position in Warsaw. He was soon back in Cracow however and was
eventually to become Director of the Music Conservatoire. So,
a strong academic pedigree and clearly an important teacher
– his most famous pupil was Zygmunt Stojowski.
The big work in this release is the Piano Quartet. In its rugged,
sinewy direction it recalls, as so often in his music, the influence
of Brahms. This is particularly true of the piano writing, which
is strongly muscular and full of urgent power. Material is nicely
contrasted in the extensive and impressive opening movement,
though I hear distinct reminiscences of Brahms’s First Piano
Concerto. In addition to this influence, Zelenski leans strongly
to stern Slavic models and this, combined with his gift for
melody and very busy writing, gives the music an attractively
clotted feel. In the Romanza the cello sings a Song
without Words, and here one feels the impress of Zelenski’s
powerful vocal qualities. Noteworthy is the terse B section
and also the songful reprise, now decorated by elegant piano
figuration.
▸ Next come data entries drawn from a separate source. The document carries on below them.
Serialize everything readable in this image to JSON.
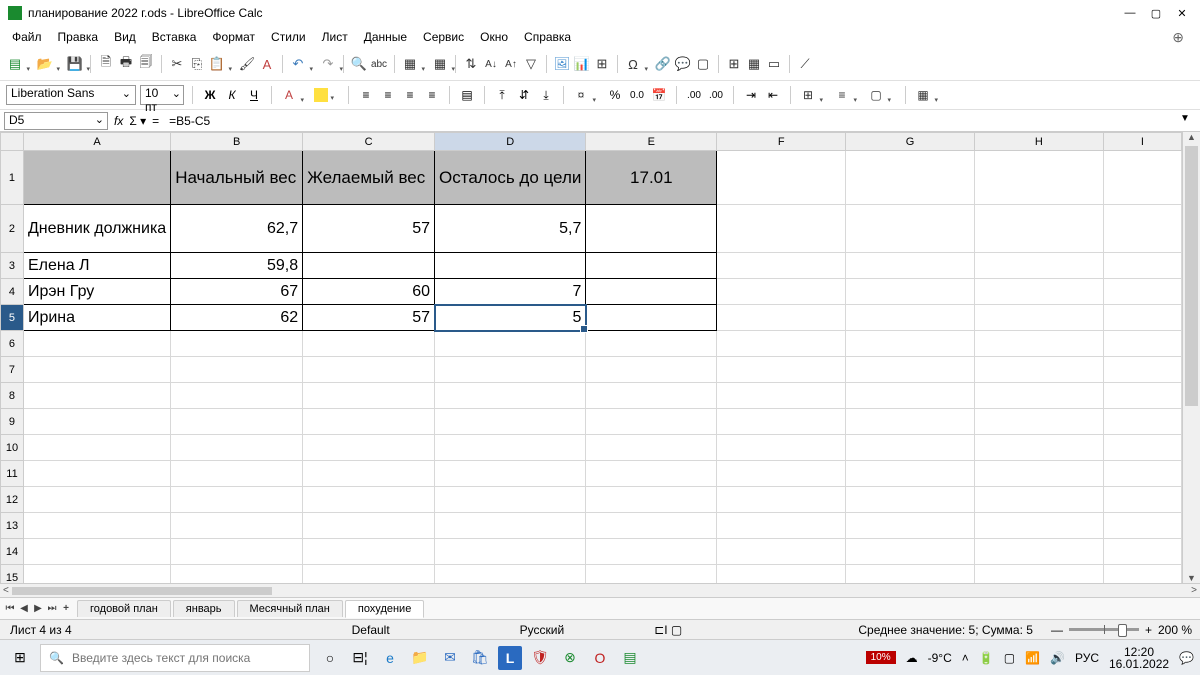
{
  "title": "планирование 2022 г.ods - LibreOffice Calc",
  "menu": [
    "Файл",
    "Правка",
    "Вид",
    "Вставка",
    "Формат",
    "Стили",
    "Лист",
    "Данные",
    "Сервис",
    "Окно",
    "Справка"
  ],
  "font": {
    "name": "Liberation Sans",
    "size": "10 пт"
  },
  "cell_ref": "D5",
  "formula": "=B5-C5",
  "cols": [
    "A",
    "B",
    "C",
    "D",
    "E",
    "F",
    "G",
    "H",
    "I"
  ],
  "headers": {
    "b": "Начальный вес",
    "c": "Желаемый вес",
    "d": "Осталось до цели",
    "e": "17.01"
  },
  "rows": [
    {
      "n": "2",
      "a": "Дневник должника",
      "b": "62,7",
      "c": "57",
      "d": "5,7",
      "e": ""
    },
    {
      "n": "3",
      "a": "Елена Л",
      "b": "59,8",
      "c": "",
      "d": "",
      "e": ""
    },
    {
      "n": "4",
      "a": "Ирэн Гру",
      "b": "67",
      "c": "60",
      "d": "7",
      "e": ""
    },
    {
      "n": "5",
      "a": "Ирина",
      "b": "62",
      "c": "57",
      "d": "5",
      "e": ""
    }
  ],
  "tabs": {
    "nav": [
      "◂",
      "◂",
      "▸",
      "▸",
      "+"
    ],
    "items": [
      "годовой план",
      "январь",
      "Месячный план",
      "похудение"
    ],
    "active": 3
  },
  "status": {
    "sheet": "Лист 4 из 4",
    "style": "Default",
    "lang": "Русский",
    "summary": "Среднее значение: 5; Сумма: 5",
    "zoom": "200 %"
  },
  "taskbar": {
    "search_ph": "Введите здесь текст для поиска",
    "battery": "10%",
    "weather": "-9°C",
    "lang": "РУС",
    "time": "12:20",
    "date": "16.01.2022"
  }
}
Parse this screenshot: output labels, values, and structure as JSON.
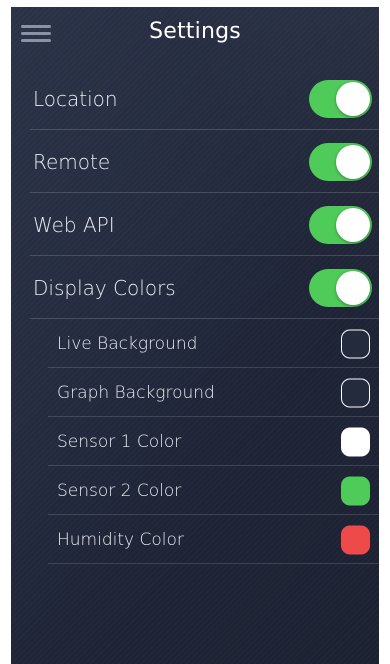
{
  "header": {
    "title": "Settings",
    "menu_icon": "hamburger-menu-icon"
  },
  "toggles": [
    {
      "label": "Location",
      "on": true
    },
    {
      "label": "Remote",
      "on": true
    },
    {
      "label": "Web API",
      "on": true
    },
    {
      "label": "Display Colors",
      "on": true
    }
  ],
  "colors": [
    {
      "label": "Live Background",
      "color": "#242b3d",
      "filled": false
    },
    {
      "label": "Graph Background",
      "color": "#242b3d",
      "filled": false
    },
    {
      "label": "Sensor 1 Color",
      "color": "#ffffff",
      "filled": true
    },
    {
      "label": "Sensor 2 Color",
      "color": "#4fcb59",
      "filled": true
    },
    {
      "label": "Humidity Color",
      "color": "#ee4a4a",
      "filled": true
    }
  ],
  "theme": {
    "toggle_on": "#4fcb59",
    "background": "#252c40"
  }
}
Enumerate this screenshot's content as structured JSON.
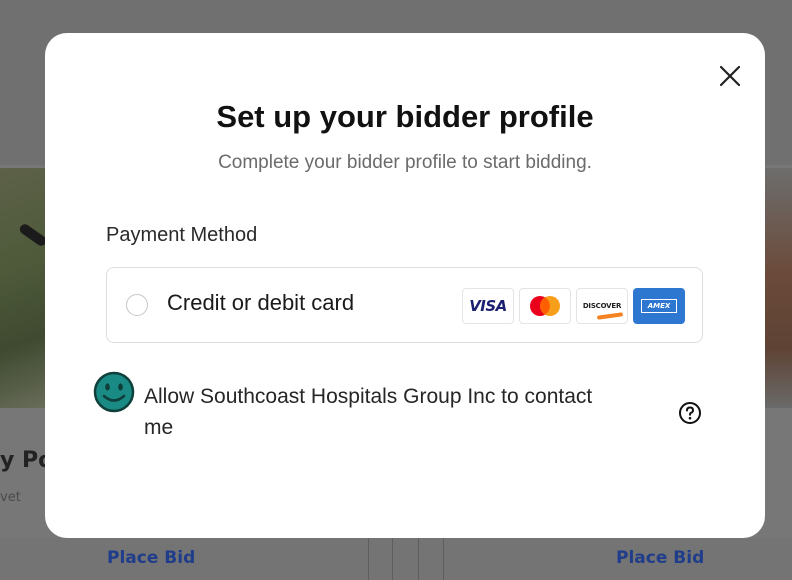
{
  "modal": {
    "title": "Set up your bidder profile",
    "subtitle": "Complete your bidder profile to start bidding.",
    "payment_section_label": "Payment Method",
    "payment_option": {
      "label": "Credit or debit card",
      "selected": false,
      "card_brands": [
        {
          "name": "visa",
          "text": "VISA"
        },
        {
          "name": "mastercard"
        },
        {
          "name": "discover",
          "text": "DISCOVER"
        },
        {
          "name": "amex",
          "text": "AMEX"
        }
      ]
    },
    "consent": {
      "label": "Allow Southcoast Hospitals Group Inc to contact me",
      "icon": "smiley-face-icon"
    },
    "icons": {
      "close": "close-icon",
      "help": "question-circle-icon"
    }
  },
  "background": {
    "card_left_title": "y Po",
    "card_left_sub": "vet",
    "place_bid_buttons": [
      "Place Bid",
      "Place Bid"
    ]
  },
  "colors": {
    "overlay": "#777777",
    "modal_bg": "#ffffff",
    "title": "#111111",
    "subtitle": "#6b6b6b",
    "smiley": "#1a8a84",
    "amex": "#2e77d0",
    "visa": "#1a1f71",
    "place_bid": "#1f3d8a"
  }
}
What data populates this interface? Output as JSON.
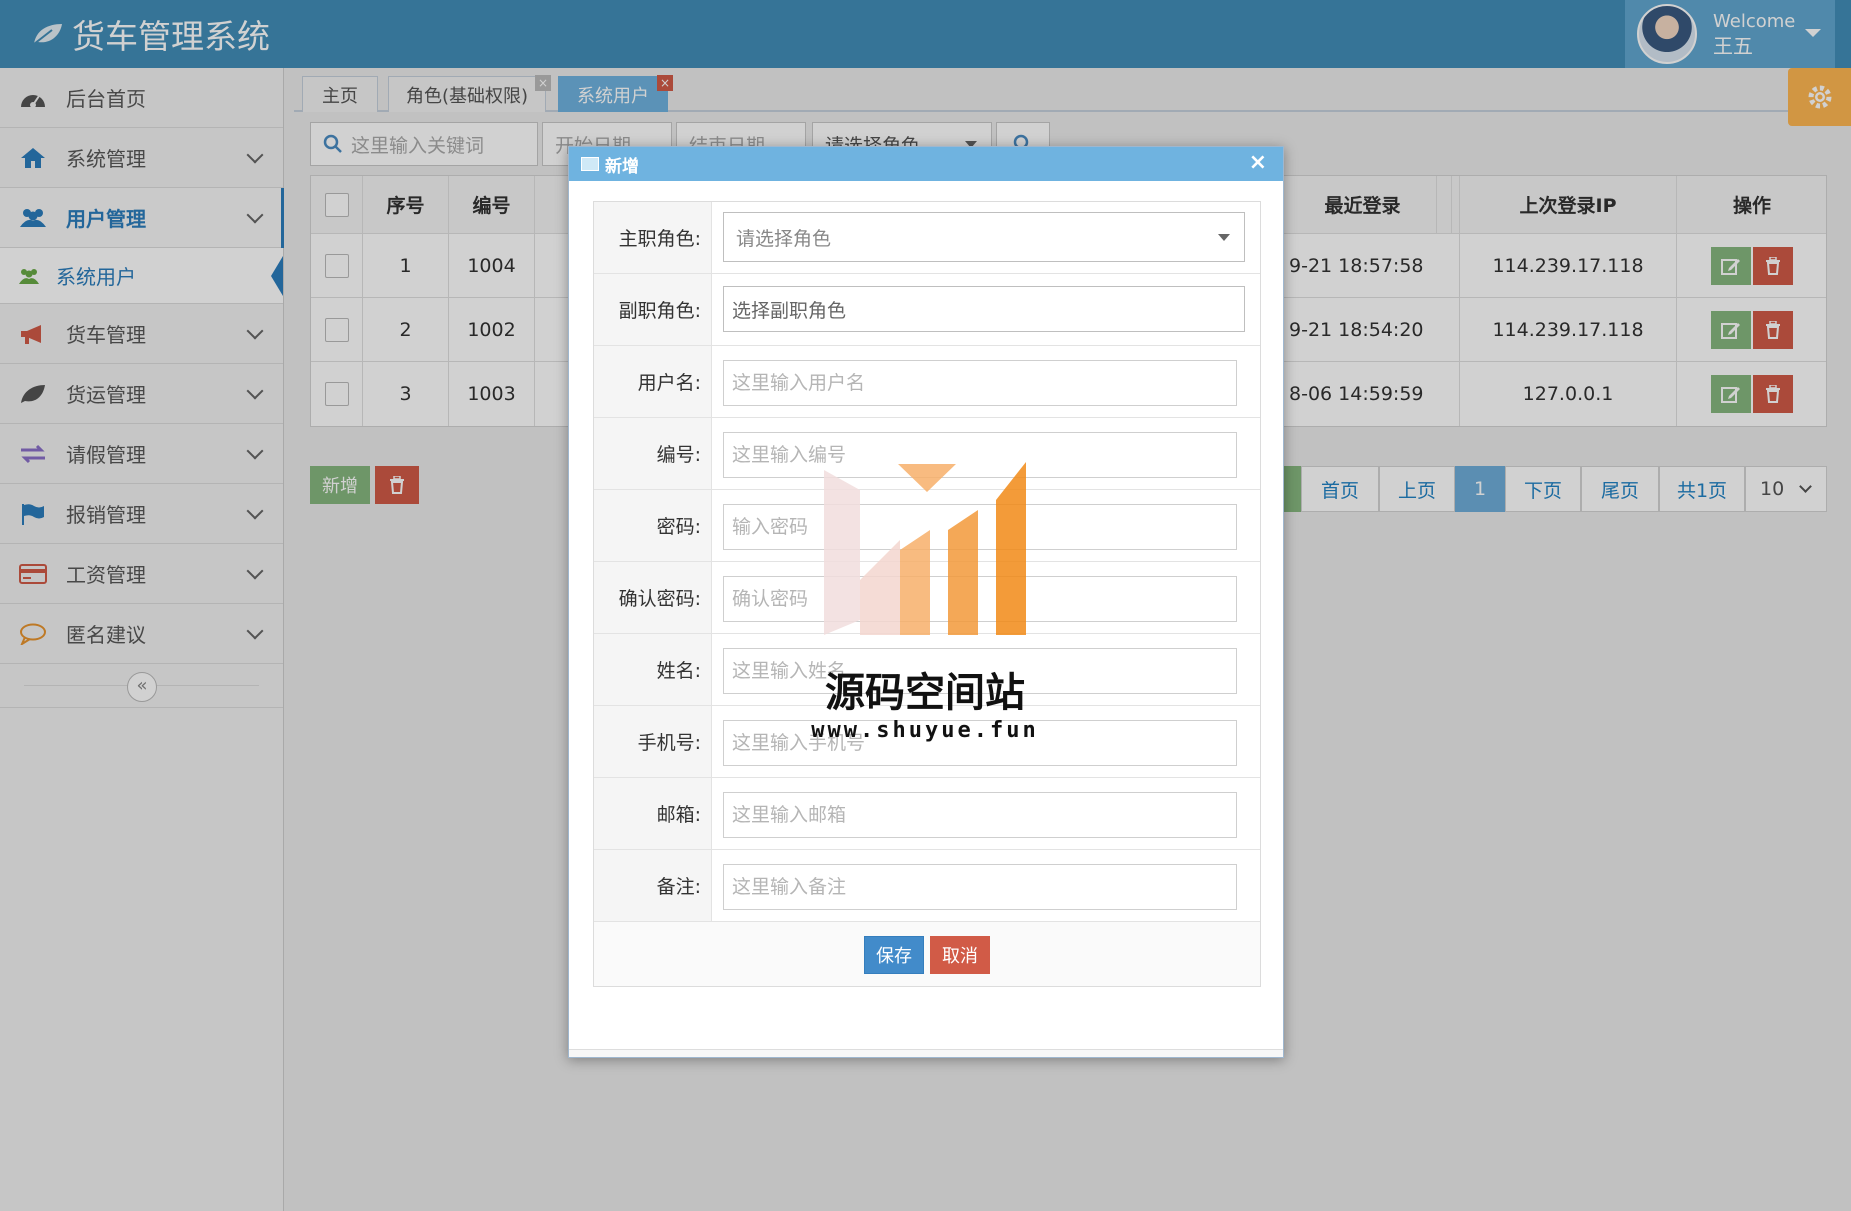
{
  "app": {
    "title": "货车管理系统"
  },
  "user": {
    "welcome": "Welcome",
    "name": "王五"
  },
  "sidebar": {
    "items": [
      {
        "label": "后台首页",
        "icon": "dashboard-icon"
      },
      {
        "label": "系统管理",
        "icon": "home-icon"
      },
      {
        "label": "用户管理",
        "icon": "users-icon",
        "active": true
      },
      {
        "label": "货车管理",
        "icon": "bullhorn-icon"
      },
      {
        "label": "货运管理",
        "icon": "leaf-icon"
      },
      {
        "label": "请假管理",
        "icon": "exchange-icon"
      },
      {
        "label": "报销管理",
        "icon": "flag-icon"
      },
      {
        "label": "工资管理",
        "icon": "credit-card-icon"
      },
      {
        "label": "匿名建议",
        "icon": "comment-icon"
      }
    ],
    "sub_item": "系统用户",
    "collapse": "«"
  },
  "tabs": [
    {
      "label": "主页"
    },
    {
      "label": "角色(基础权限)"
    },
    {
      "label": "系统用户",
      "active": true
    }
  ],
  "search": {
    "keyword_placeholder": "这里输入关键词",
    "start_date": "开始日期",
    "end_date": "结束日期",
    "role_select": "请选择角色"
  },
  "table": {
    "headers": {
      "seq": "序号",
      "code": "编号",
      "last_login": "最近登录",
      "last_ip": "上次登录IP",
      "actions": "操作"
    },
    "rows": [
      {
        "seq": "1",
        "code": "1004",
        "last_login": "9-21 18:57:58",
        "ip": "114.239.17.118"
      },
      {
        "seq": "2",
        "code": "1002",
        "last_login": "9-21 18:54:20",
        "ip": "114.239.17.118"
      },
      {
        "seq": "3",
        "code": "1003",
        "last_login": "8-06 14:59:59",
        "ip": "127.0.0.1"
      }
    ]
  },
  "toolbar": {
    "add_label": "新增"
  },
  "pager": {
    "first": "首页",
    "prev": "上页",
    "current": "1",
    "next": "下页",
    "last": "尾页",
    "total": "共1页",
    "page_size": "10"
  },
  "modal": {
    "title": "新增",
    "close": "×",
    "fields": {
      "primary_role_label": "主职角色:",
      "primary_role_value": "请选择角色",
      "secondary_role_label": "副职角色:",
      "secondary_role_value": "选择副职角色",
      "username_label": "用户名:",
      "username_placeholder": "这里输入用户名",
      "code_label": "编号:",
      "code_placeholder": "这里输入编号",
      "password_label": "密码:",
      "password_placeholder": "输入密码",
      "confirm_label": "确认密码:",
      "confirm_placeholder": "确认密码",
      "name_label": "姓名:",
      "name_placeholder": "这里输入姓名",
      "phone_label": "手机号:",
      "phone_placeholder": "这里输入手机号",
      "email_label": "邮箱:",
      "email_placeholder": "这里输入邮箱",
      "remark_label": "备注:",
      "remark_placeholder": "这里输入备注"
    },
    "save": "保存",
    "cancel": "取消"
  },
  "watermark": {
    "text": "源码空间站",
    "url": "www.shuyue.fun"
  },
  "colors": {
    "header": "#438eb9",
    "accent": "#2b7dbc",
    "green": "#87b87f",
    "red": "#d15b47",
    "orange": "#ffb752"
  }
}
Witty piano chimes animate the scherzo, whilst the
sheer sweep of the composer can be gauged by the finale which,
whilst rather disappointingly conventional, is still well laid
The companion work is the Variations on an original theme
in G minor for string quartet, written significantly earlier
— though neither work, unfortunately, is dated in the notes.
The yearning theme is rather lovely, and we pass through eight
variations, including a fugal section, a Siciliana
and an Alla Polacca. Throughout, the string writing
is idiomatic and effective, not least the rising unison effect
produced and the quietly withdrawn way Zelenski ends the piece.
It’s by no means a major work but at a quarter of an hour in
length an attractive one.
The major work is the Piano Quartet, extremely well performed
and recorded, which once again advances the claims of this Polish
composer as a valued follower of Brahms.